Thumbnail Image
MacLeod, Glenys
Journal Title
Journal ISSN
Volume Title
The dynamic nature of our knowledge of the world, ever-changing and expanding, requires the adoption of a new pedagogical stance for learning and living mathematics. Mathematics education should excite all students about the world around them and inspire them to investigate problems and propose solutions. Expeditionary Learning (MacLeod, 2016) seeks to inspire a spirit of wonder and curiosity that stays with each learner for life. Expeditionary Learning is the result of a search to create a highly inclusive approach to teaching and learning through which mathematics is learned by being in the field, where mathematicians do their learning and work, and by telling the stories of our adventures. Initially, pieces of the constructivist approach (Bruner, 1961, Dewey, 1938), universal design for learning (Katz, 2013; Metcalf, 2011), inquiry learning (Alvarado & Herr, 2003; McQueen, 2003), problem-based learning (Evensen & Hmelo, 2000; Savery & Duffy, 2001), place-based learning (Brunswick, 1943; Washor & Mojkowski, 2013), the Reggio Emilia approach (Edwards, Gandini & Forman, 2012; Moss, 2004), Markerspace (Martinez & Stager, 2013; Papert, 1972) and traditional direct instruction (Kirschner, Sweller & Clark, 2006) that allowed all learners to be mathematicians were combined.

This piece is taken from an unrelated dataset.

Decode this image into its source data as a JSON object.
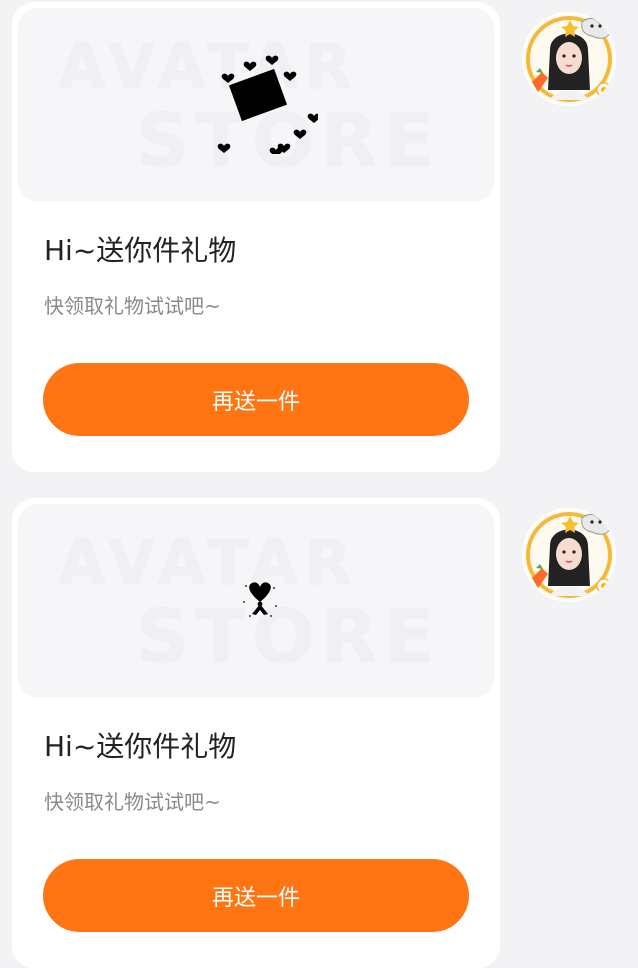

Further refinement and experimentation steered Expeditionary Learning towards engineering, its philosophies and its actions. Engineers are models of learners for life. Their example invites all learners to approach problems from their own starting points, carve their own paths, and present multiple solutions. In other words, it allows students to develop flexible responses to problems and creates learning spaces and activities that allow for the seamless inclusion of all learners. In this study, Expeditionary Learning is framed by engineering, inclusion, and adventure. This is a study of the actions, thinking and learning of students and teachers engaged in mathematical learning expeditions. The goal of this research was to explore the potential of Expeditionary Learning as an inclusive, student-led pedagogy for learning mathematics. Grounded in interpretive phenomenology, this qualitative research project involved gathering stories and interpreting the meanings teachers and learners attached to their experiences. Analysis and synthesis of the individual stories will contribute to the development of a more global picture of what Expeditionary Learning has to offer to teaching and learning mathematics in inclusive settings.